> **Problem**
For these records, count the lines containing the word "value" and respond with the number alone.

> **Record excerpts**
──────────────────────────────

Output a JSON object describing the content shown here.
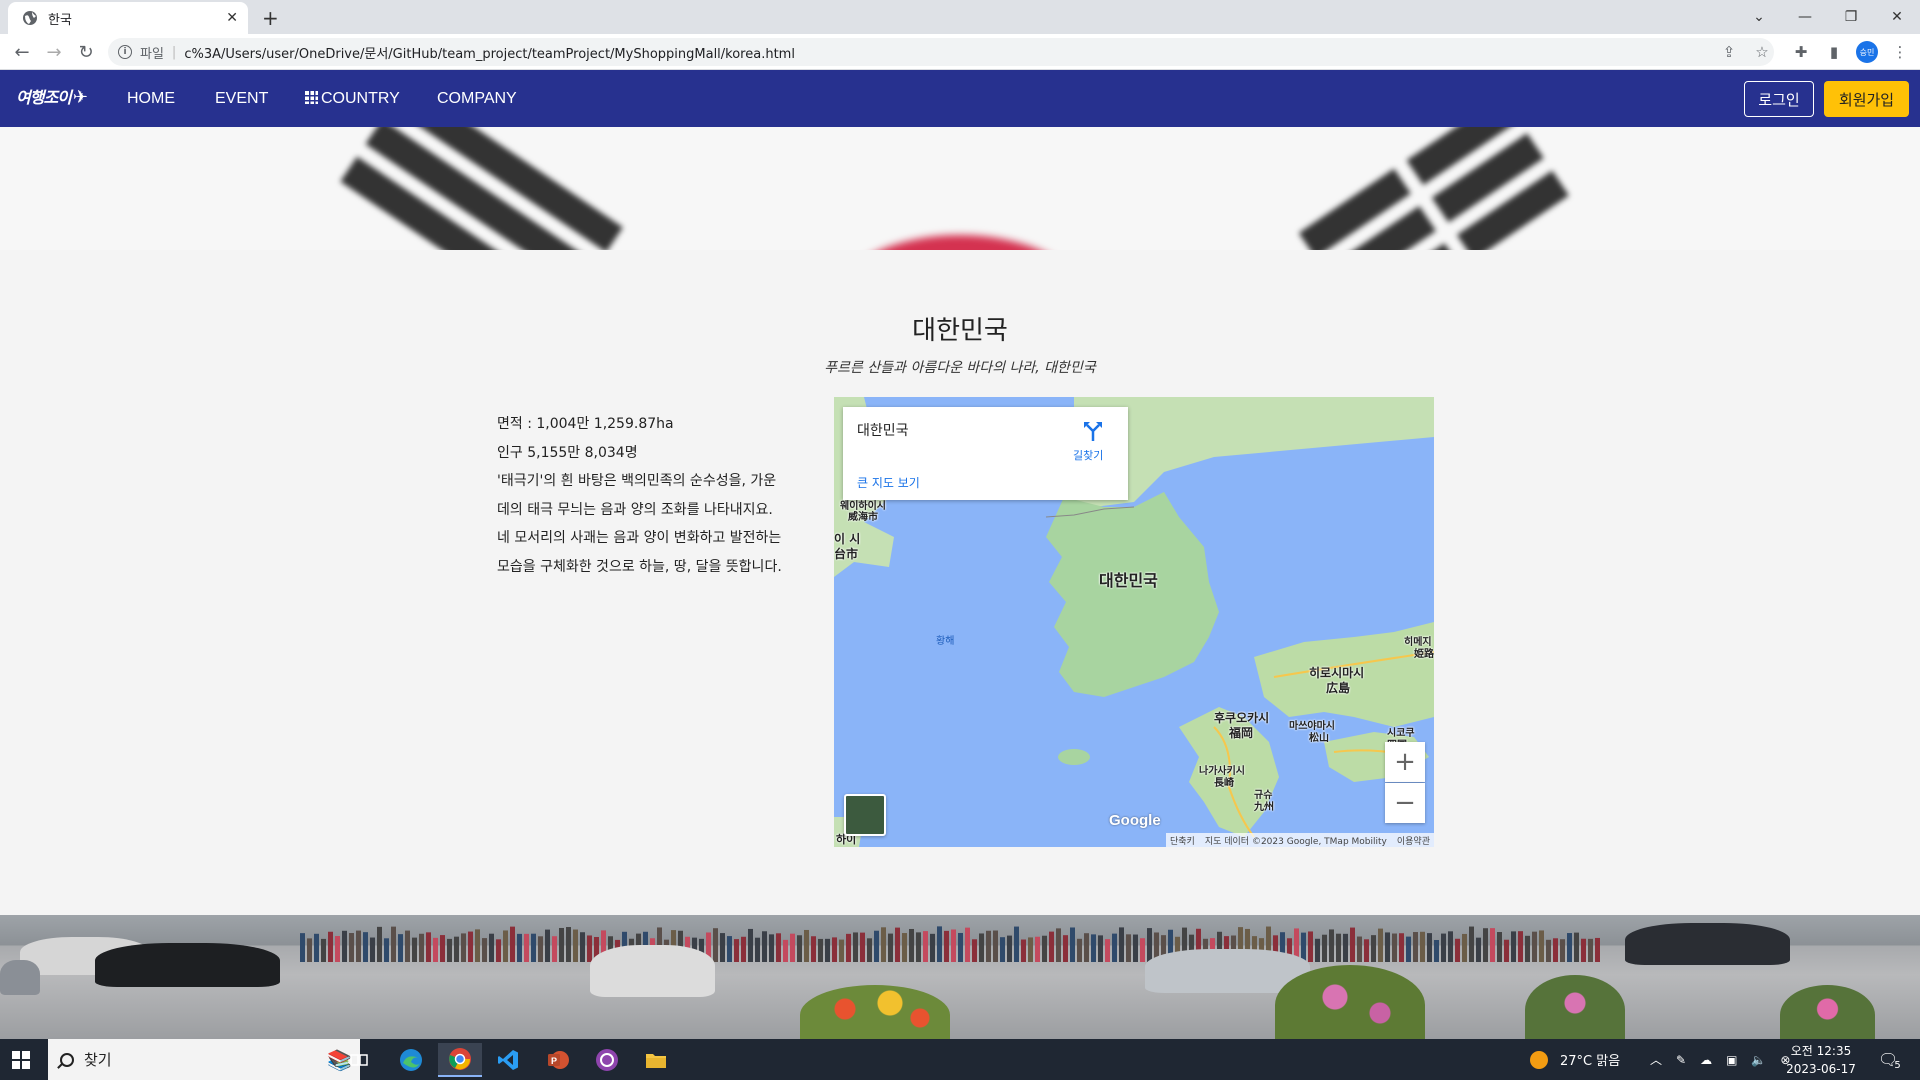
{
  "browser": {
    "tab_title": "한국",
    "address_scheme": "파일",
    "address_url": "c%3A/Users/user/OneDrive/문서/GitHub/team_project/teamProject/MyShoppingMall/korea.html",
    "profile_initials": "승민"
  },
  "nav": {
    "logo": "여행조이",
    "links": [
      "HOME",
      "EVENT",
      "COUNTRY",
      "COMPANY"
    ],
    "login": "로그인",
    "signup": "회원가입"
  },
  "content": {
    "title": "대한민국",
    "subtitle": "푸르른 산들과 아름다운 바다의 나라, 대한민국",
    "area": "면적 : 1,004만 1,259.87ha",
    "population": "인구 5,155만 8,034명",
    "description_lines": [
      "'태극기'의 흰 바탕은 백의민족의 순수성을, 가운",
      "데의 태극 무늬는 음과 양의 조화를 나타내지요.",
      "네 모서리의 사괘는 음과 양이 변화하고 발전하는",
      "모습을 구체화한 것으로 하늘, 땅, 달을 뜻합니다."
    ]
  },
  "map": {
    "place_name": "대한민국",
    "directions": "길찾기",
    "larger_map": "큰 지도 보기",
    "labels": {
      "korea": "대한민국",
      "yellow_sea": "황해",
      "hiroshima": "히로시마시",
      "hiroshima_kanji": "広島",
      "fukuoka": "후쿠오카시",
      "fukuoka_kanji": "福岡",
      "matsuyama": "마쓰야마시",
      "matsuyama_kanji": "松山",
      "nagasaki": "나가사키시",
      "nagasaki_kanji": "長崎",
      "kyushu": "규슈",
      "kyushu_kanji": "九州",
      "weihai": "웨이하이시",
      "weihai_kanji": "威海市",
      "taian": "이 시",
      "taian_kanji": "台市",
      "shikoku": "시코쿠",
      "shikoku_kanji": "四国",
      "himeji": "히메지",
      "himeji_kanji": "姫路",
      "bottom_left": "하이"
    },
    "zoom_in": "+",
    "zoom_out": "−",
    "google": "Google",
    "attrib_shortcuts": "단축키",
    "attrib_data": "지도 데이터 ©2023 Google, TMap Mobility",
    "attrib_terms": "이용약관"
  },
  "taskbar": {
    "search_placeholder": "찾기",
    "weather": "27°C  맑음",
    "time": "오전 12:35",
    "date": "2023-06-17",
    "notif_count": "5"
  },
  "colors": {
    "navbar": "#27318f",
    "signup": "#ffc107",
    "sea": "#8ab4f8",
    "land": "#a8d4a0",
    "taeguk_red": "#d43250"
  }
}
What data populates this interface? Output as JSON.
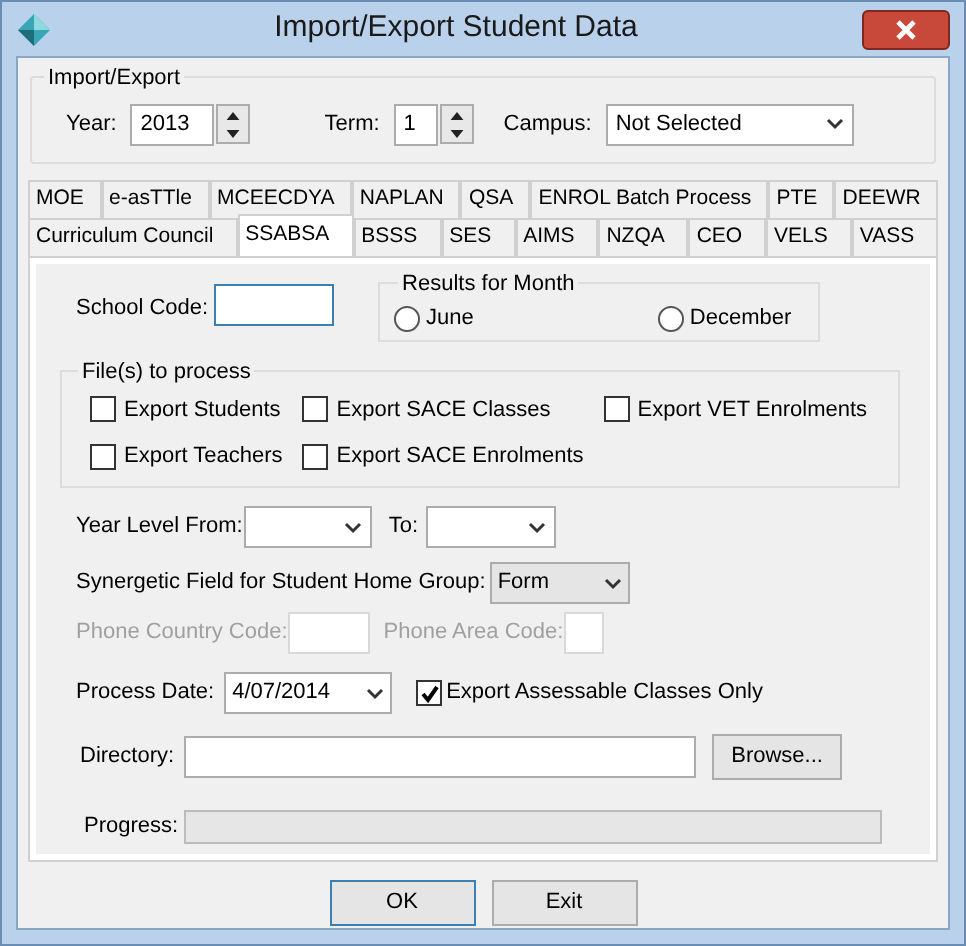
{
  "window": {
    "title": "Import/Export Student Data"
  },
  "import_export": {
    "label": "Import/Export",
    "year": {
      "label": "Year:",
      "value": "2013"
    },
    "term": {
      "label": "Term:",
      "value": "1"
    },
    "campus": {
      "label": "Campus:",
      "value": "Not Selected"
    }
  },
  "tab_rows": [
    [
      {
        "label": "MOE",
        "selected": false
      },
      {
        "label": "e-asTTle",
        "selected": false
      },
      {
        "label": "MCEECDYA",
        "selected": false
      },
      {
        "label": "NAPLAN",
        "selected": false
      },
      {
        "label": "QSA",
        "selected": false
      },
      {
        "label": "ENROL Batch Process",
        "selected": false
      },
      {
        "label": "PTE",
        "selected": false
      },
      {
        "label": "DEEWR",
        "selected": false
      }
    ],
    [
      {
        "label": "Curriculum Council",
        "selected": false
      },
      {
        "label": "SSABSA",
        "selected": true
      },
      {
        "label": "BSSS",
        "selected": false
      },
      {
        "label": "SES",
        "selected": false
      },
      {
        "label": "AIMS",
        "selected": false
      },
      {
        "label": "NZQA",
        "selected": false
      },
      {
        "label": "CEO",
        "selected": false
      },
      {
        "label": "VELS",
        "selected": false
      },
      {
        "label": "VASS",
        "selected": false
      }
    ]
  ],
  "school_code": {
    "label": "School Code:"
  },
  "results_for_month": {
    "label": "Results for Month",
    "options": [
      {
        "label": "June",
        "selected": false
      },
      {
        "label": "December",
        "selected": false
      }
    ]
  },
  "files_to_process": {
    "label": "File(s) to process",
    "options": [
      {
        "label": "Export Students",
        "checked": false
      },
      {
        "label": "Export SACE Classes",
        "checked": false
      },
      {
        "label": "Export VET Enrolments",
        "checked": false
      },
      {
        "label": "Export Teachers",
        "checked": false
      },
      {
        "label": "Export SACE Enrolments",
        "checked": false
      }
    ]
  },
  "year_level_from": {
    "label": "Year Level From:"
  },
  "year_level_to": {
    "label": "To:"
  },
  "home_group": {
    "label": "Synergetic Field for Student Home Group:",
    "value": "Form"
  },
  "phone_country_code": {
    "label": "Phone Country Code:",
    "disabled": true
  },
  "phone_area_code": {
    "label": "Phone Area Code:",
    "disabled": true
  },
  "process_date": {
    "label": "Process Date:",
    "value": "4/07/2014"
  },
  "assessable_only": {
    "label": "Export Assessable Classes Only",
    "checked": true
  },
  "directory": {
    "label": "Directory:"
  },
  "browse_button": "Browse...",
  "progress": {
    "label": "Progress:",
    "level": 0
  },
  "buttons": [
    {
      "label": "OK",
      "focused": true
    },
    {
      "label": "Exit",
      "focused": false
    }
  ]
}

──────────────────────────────

> **Solution to this task**
5